▸ **WHAT IS EXPECTED**
The expected output is the data below, character for character, without its pictures.

** DATA follows **

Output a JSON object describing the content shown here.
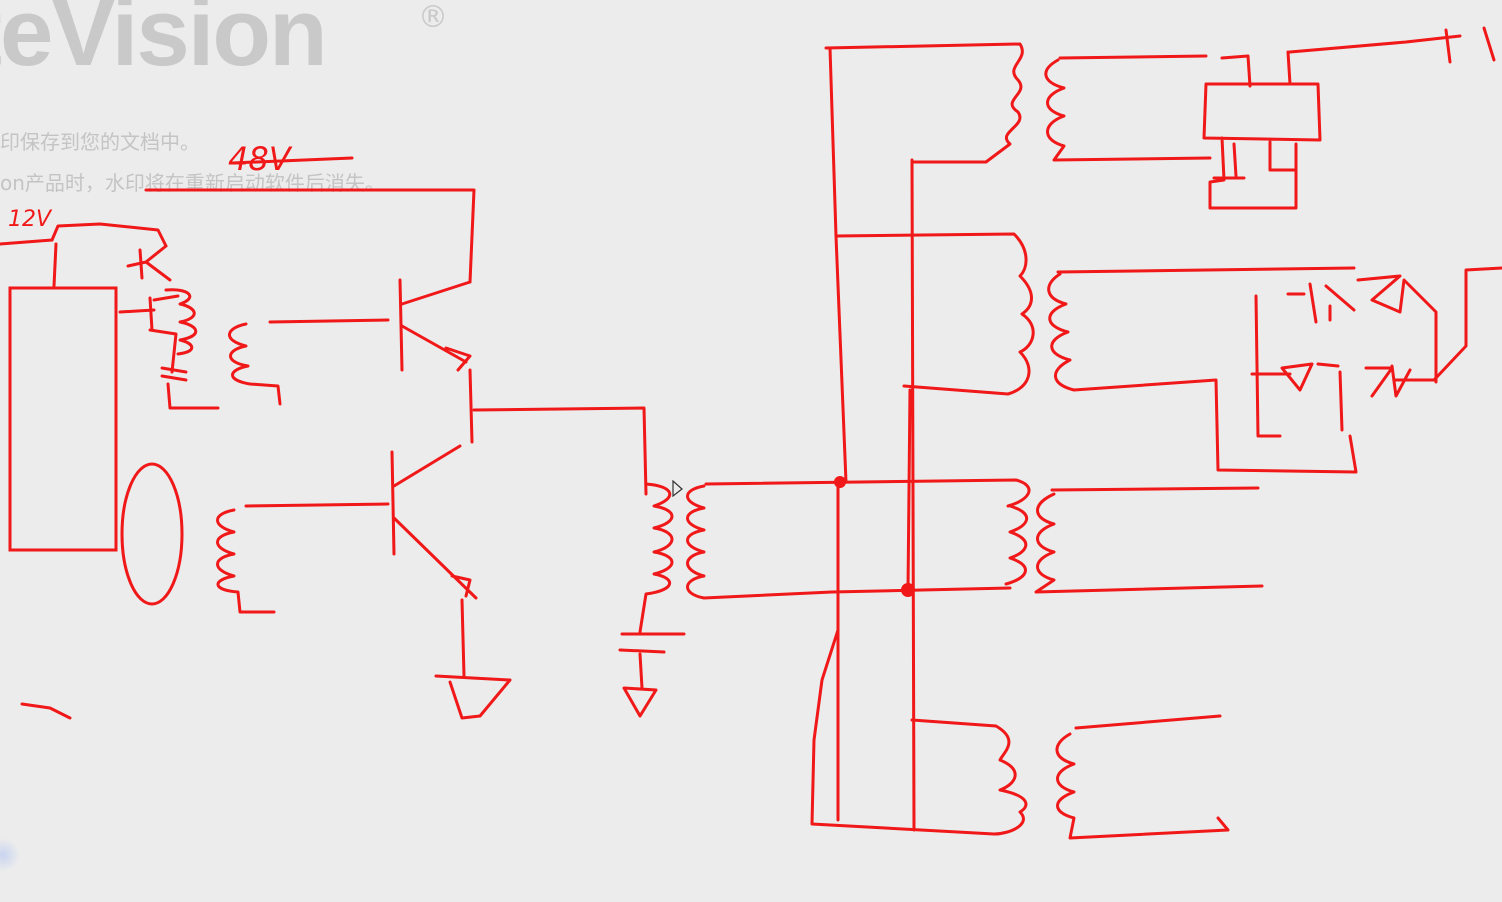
{
  "watermark": {
    "logo_text": "teVision",
    "registered_mark": "®",
    "line1": "印保存到您的文档中。",
    "line2": "on产品时，水印将在重新启动软件后消失。"
  },
  "annotations": {
    "top_voltage": "48V",
    "left_voltage": "12V"
  },
  "colors": {
    "ink": "#f01818",
    "background": "#ececec",
    "watermark": "#c9c9c9"
  }
}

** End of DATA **

▸ **RESULT**
Output a JSON object describing the content shown here.
{
  "watermark": {
    "logo_text": "teVision",
    "registered_mark": "®",
    "line1": "印保存到您的文档中。",
    "line2": "on产品时，水印将在重新启动软件后消失。"
  },
  "annotations": {
    "top_voltage": "48V",
    "left_voltage": "12V"
  },
  "colors": {
    "ink": "#f01818",
    "background": "#ececec",
    "watermark": "#c9c9c9"
  }
}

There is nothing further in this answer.